Fricative voiceless s /s/ š /ʃ/ x /x/ h /h/
voiced v /v/ z /z/ ž /ʒ/ r /ʁ/
Affricate voiceless c /ts/ č /tʃ/
voiced dz /dz/ j /dʒ/
Approximant l /l/

Syllabic resonants: ṃ ṇ ḷ ṛ ṿ

Vowels

Tsrovesh vowels
Front Central Back
Close i /i/ u /u/
Mid e /e/ o /o/
Open a /a/

Consecutive vowels are prohibited.

Prosody

Stress

Intonation

Phonotactics

Tsrovesh phonology only allows open syllables (syllabic resonants count as vowels), except final consonants are allowed.

Stress

Stress is always penultimate.

Morphology

Nouns

Plurals by redup: crov 'a language' > circrov 'languages'

Definite suffix -i or -ti: lakov 'a person' > lakovi 'the person'; ertma 'a spider' > ertmati 'the spider'

Somewhat agglutinating; no grammatical gender

Honorific is marked with -is.

Verbs

some uncanny hebrew or nahuatl prefixes (like mitz-)

me- for the present imperfective? (it could use a welsh-like grammatical shift of progressive -> imperfective)

bare verb stem = subjunctive

past tense ablaut (like gzin -> gazan; lvar -> laver)

Ablaut patterns:

  • C(ə)CiC -> CaCaC
  • C(ə)CaC -> CaCeC
  • C(ə)CoC -> CaCuC
  • C(ə)CeC -> liCCaC
  • C(ə)CuC -> liCCeCon

ə may appear as /a/ in some verbs, like žacem -> ližcam

Regular past tense: li-(VERB)-et (an example: masar "to dance" -> limasaret "danced")

li- ~ ni- some past tense morpheme in Proto-Ashanic?

Telic = ?

Pronominal suffixes

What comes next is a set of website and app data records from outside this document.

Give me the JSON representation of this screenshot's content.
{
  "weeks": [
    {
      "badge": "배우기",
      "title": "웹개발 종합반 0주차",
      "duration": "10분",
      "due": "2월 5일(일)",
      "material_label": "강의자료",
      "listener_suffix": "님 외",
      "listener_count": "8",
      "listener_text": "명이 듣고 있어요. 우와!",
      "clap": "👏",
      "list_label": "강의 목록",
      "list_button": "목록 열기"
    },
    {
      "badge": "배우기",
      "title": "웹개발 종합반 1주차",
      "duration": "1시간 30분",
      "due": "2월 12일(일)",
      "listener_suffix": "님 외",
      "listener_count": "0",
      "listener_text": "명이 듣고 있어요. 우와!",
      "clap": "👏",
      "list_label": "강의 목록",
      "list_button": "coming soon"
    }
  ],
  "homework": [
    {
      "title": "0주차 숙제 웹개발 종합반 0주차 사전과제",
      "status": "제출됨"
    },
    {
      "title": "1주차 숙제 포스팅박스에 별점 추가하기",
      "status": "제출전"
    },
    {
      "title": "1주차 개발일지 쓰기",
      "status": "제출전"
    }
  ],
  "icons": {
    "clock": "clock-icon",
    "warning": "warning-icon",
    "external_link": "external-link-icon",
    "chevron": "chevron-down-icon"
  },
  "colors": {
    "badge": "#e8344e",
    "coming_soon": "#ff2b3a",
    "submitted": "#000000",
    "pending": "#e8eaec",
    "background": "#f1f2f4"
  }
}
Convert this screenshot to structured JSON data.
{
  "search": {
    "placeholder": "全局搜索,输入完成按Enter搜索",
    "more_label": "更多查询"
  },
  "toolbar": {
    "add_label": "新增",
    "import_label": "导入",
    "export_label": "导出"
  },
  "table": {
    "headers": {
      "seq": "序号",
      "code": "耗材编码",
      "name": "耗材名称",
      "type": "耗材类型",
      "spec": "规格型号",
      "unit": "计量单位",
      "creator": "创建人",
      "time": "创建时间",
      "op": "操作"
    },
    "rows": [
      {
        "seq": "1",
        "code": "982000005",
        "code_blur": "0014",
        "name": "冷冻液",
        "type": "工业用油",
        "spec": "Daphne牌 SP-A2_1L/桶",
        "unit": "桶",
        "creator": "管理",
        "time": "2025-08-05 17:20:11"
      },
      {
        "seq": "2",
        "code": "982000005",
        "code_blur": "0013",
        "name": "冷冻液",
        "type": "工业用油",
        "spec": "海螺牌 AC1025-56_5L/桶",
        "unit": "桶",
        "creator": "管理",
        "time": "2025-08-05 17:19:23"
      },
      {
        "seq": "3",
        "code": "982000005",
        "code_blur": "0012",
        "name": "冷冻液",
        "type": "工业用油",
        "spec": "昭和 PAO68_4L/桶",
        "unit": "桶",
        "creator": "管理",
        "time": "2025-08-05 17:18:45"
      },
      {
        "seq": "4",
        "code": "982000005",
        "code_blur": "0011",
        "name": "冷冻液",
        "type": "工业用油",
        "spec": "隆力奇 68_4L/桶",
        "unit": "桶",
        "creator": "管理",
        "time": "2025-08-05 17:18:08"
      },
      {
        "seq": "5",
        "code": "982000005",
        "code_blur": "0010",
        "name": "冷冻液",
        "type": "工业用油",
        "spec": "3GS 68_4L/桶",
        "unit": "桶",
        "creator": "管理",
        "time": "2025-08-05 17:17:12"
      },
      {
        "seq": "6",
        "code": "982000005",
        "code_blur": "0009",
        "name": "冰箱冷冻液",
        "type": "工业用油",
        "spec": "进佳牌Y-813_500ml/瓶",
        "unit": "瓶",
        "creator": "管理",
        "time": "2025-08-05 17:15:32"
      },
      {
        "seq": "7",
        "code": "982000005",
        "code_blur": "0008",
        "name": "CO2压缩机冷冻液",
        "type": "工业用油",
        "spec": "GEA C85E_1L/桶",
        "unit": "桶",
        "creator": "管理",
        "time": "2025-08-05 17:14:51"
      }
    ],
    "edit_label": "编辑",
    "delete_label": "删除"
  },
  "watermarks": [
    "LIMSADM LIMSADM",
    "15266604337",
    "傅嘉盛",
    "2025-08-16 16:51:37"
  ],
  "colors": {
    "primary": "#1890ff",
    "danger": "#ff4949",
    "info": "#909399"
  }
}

-ili, -eč, -ek, -eš, -eb?

Derivational morphology

  • atse- 'style of, à la'
    • atsegeban '(literary) realism' < geban 'true, real'

Syntax

Constituent order

Finnish relex

Noun phrase

The adjective comes before the noun in Tsrovesh:

udvanit ertmati = the happy spider

(udvanit = happy, ertma = spider)

But relative clauses are placed after the noun:

ertma, ža-ves šmeri lixavenet = spider who the man killed

Verb phrase

Sentence phrase

Conjunctions

et = and

-eb = and (used like Latin -que)

Dependent clauses

Numbers

Windermere 1-6: doan, rath, stiw, smech, müets, tach

azar, kin, šelvi, sṃči, mevci, cohi, avci, lucebi, azorbi, kteva?

kteva azareb, kteva kineb, kteva šelvib, ktela sṃčib, ... (could those be KTAC words?)

Example texts